Your goal =
The listing below should be written out exactly; please include all of it.
....
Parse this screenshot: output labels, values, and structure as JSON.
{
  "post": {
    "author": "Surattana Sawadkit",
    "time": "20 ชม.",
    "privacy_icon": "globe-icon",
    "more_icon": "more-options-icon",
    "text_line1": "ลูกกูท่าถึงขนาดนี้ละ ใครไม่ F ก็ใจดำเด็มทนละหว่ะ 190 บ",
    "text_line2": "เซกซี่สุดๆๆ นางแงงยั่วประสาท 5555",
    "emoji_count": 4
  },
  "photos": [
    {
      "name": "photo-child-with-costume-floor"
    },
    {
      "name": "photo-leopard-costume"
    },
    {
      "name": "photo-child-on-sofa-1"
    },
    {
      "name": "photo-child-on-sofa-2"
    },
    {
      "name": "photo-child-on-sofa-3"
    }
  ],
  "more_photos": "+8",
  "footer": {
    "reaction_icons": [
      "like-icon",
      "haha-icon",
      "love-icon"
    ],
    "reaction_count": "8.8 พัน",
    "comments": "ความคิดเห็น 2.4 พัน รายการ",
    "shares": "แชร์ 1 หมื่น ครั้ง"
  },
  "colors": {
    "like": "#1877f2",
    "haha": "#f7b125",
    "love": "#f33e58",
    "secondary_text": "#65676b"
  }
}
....
Response to the exercise =
Parse this screenshot: output labels, values, and structure as JSON.
{
  "post": {
    "author": "Surattana Sawadkit",
    "time": "20 ชม.",
    "privacy_icon": "globe-icon",
    "more_icon": "more-options-icon",
    "text_line1": "ลูกกูท่าถึงขนาดนี้ละ ใครไม่ F ก็ใจดำเด็มทนละหว่ะ 190 บ",
    "text_line2": "เซกซี่สุดๆๆ นางแงงยั่วประสาท 5555",
    "emoji_count": 4
  },
  "photos": [
    {
      "name": "photo-child-with-costume-floor"
    },
    {
      "name": "photo-leopard-costume"
    },
    {
      "name": "photo-child-on-sofa-1"
    },
    {
      "name": "photo-child-on-sofa-2"
    },
    {
      "name": "photo-child-on-sofa-3"
    }
  ],
  "more_photos": "+8",
  "footer": {
    "reaction_icons": [
      "like-icon",
      "haha-icon",
      "love-icon"
    ],
    "reaction_count": "8.8 พัน",
    "comments": "ความคิดเห็น 2.4 พัน รายการ",
    "shares": "แชร์ 1 หมื่น ครั้ง"
  },
  "colors": {
    "like": "#1877f2",
    "haha": "#f7b125",
    "love": "#f33e58",
    "secondary_text": "#65676b"
  }
}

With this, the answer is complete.